Wednesday, November 30, 2011

Rhyming in US politics

Just a small structural insight into US politics (as advertised).
Republicans in Congress have allowed their agenda to be set by President Obama.

Republicans in Congress are being obstructionist; this shouldn't be a controversial statement, since historically they haven't made a secret of it (though, in something rather like a Catch-22, the insight I'm heading for makes it natural to expect disagreement on this along party lines).  But what one ought to be asking is why.

It's simple, really.  When an administration comes in, the opposition usually aligns itself squarely against the central priority of the new administration.  Although this may be a disagreement that predates the new administration, a sadder scenario —for all parties, and for the electorate— is that the opposition may be in disarray and simply not have any better focus than, well, opposing.  On secondary issues there may be all kinds of cooperation, but by default, not on that central priority.

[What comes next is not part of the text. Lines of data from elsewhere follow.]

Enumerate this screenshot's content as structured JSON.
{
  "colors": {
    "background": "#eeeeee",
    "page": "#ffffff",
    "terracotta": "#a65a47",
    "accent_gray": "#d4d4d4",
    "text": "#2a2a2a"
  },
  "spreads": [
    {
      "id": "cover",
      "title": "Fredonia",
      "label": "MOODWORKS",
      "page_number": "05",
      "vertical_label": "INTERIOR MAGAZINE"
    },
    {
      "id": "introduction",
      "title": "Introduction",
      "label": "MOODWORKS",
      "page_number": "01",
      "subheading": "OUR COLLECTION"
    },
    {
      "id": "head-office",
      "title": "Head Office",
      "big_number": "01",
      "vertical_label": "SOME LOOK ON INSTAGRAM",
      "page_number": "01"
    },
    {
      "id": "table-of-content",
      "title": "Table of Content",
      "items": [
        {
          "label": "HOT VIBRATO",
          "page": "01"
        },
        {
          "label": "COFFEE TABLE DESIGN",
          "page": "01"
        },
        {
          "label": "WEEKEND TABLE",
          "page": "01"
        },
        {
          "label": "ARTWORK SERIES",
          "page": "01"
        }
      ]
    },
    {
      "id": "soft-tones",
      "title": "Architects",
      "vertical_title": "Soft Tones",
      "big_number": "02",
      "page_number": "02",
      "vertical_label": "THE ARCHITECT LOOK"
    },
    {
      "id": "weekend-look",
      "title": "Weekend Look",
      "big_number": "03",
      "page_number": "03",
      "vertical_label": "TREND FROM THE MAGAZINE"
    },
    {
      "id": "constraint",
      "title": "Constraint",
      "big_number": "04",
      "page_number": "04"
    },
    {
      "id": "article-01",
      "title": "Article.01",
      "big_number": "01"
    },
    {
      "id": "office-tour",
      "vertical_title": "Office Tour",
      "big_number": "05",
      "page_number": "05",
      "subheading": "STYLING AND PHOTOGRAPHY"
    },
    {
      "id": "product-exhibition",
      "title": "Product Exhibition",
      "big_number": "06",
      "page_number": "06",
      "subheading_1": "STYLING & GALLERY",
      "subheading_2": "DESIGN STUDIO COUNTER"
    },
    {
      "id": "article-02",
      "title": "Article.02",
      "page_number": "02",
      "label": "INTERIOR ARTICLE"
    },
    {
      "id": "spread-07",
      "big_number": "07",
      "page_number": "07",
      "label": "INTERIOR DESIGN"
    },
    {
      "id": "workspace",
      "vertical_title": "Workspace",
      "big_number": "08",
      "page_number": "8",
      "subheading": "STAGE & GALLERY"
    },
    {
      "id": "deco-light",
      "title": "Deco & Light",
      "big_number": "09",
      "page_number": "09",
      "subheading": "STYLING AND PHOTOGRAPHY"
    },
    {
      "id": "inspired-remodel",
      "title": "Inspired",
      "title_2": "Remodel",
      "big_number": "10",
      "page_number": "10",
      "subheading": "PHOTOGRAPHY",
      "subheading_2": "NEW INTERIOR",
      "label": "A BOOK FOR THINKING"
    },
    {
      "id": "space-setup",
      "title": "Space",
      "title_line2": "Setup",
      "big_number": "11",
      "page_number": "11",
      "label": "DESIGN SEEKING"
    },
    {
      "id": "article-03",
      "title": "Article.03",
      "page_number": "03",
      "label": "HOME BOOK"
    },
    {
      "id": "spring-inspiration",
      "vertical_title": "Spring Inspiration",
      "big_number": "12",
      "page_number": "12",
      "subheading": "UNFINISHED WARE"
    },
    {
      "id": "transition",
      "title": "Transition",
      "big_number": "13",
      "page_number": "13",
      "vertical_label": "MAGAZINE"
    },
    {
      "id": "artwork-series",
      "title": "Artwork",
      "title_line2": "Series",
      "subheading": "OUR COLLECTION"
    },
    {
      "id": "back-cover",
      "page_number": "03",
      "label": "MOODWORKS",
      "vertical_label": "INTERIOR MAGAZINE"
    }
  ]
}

And here we have a president who was really pretty explicit, before elected, that his central priority is cooperation.  It's the message that got him national attention in the first place:  just because we have disagreements doesn't mean we can't cooperate.

Now, consider how one would go about opposing that priority, and compare it to the current situation.

And, to see the other side of the coin, consider how one would go about pursuing that priority — in the face of opposition to it.

1 comment:

  1. The answer turned out to be to isolate non-cooperators: do everything you can without them, and otherwise let them rant. Republicans have no incentive to cooperate with Democrats anyway: what they want is basically negative. The first, and very nearly the last, principle of modern Republicanism is "No new taxes on the rich."